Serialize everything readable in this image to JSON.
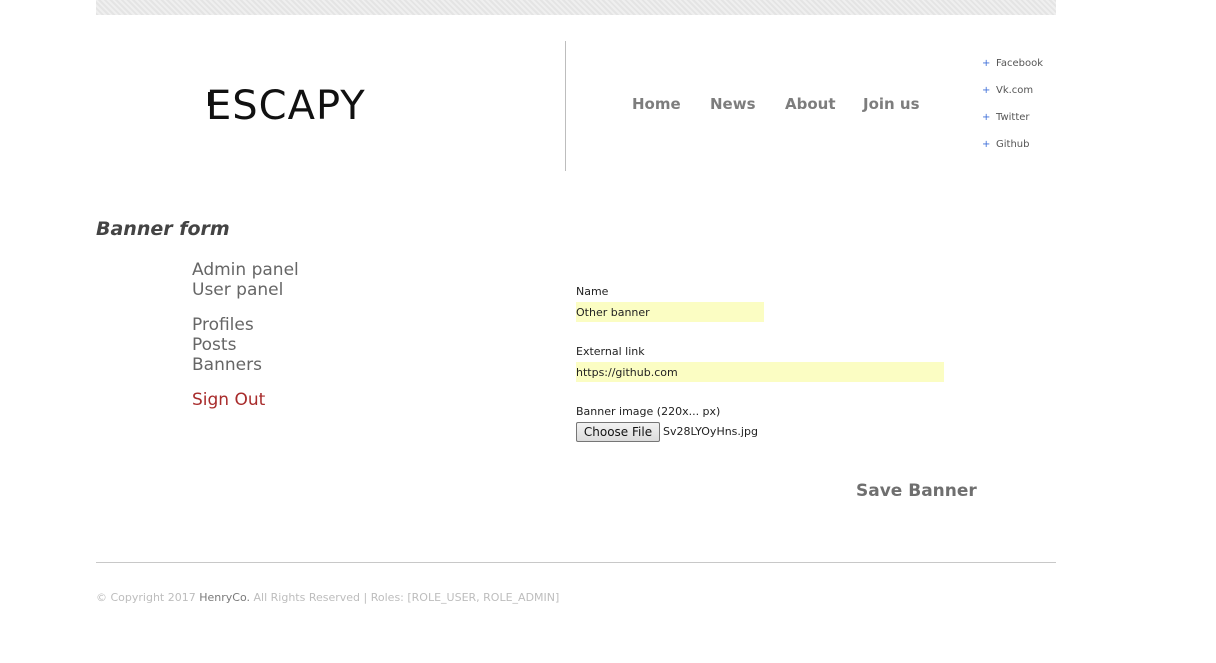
{
  "header": {
    "logo_text": "ESCAPY",
    "nav": [
      "Home",
      "News",
      "About",
      "Join us"
    ],
    "social": [
      "Facebook",
      "Vk.com",
      "Twitter",
      "Github"
    ],
    "social_bullet": "+"
  },
  "page": {
    "title": "Banner form"
  },
  "sidebar": {
    "panels": [
      "Admin panel",
      "User panel"
    ],
    "sections": [
      "Profiles",
      "Posts",
      "Banners"
    ],
    "sign_out": "Sign Out"
  },
  "form": {
    "name_label": "Name",
    "name_value": "Other banner",
    "link_label": "External link",
    "link_value": "https://github.com",
    "image_label": "Banner image (220x... px)",
    "file_button": "Choose File",
    "file_name": "Sv28LYOyHns.jpg",
    "save_label": "Save Banner"
  },
  "footer": {
    "copyright": "© Copyright 2017",
    "brand": "HenryCo.",
    "rest": "All Rights Reserved | Roles: [ROLE_USER, ROLE_ADMIN]"
  },
  "colors": {
    "input_bg": "#fbfdc3",
    "sign_out": "#a82b2b",
    "bullet": "#3f6fd8"
  }
}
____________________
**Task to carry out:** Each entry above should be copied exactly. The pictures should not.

**Response for this exercise:**
Serialize everything readable in this image to JSON.
{
  "header": {
    "logo_text": "ESCAPY",
    "nav": [
      "Home",
      "News",
      "About",
      "Join us"
    ],
    "social": [
      "Facebook",
      "Vk.com",
      "Twitter",
      "Github"
    ],
    "social_bullet": "+"
  },
  "page": {
    "title": "Banner form"
  },
  "sidebar": {
    "panels": [
      "Admin panel",
      "User panel"
    ],
    "sections": [
      "Profiles",
      "Posts",
      "Banners"
    ],
    "sign_out": "Sign Out"
  },
  "form": {
    "name_label": "Name",
    "name_value": "Other banner",
    "link_label": "External link",
    "link_value": "https://github.com",
    "image_label": "Banner image (220x... px)",
    "file_button": "Choose File",
    "file_name": "Sv28LYOyHns.jpg",
    "save_label": "Save Banner"
  },
  "footer": {
    "copyright": "© Copyright 2017",
    "brand": "HenryCo.",
    "rest": "All Rights Reserved | Roles: [ROLE_USER, ROLE_ADMIN]"
  },
  "colors": {
    "input_bg": "#fbfdc3",
    "sign_out": "#a82b2b",
    "bullet": "#3f6fd8"
  }
}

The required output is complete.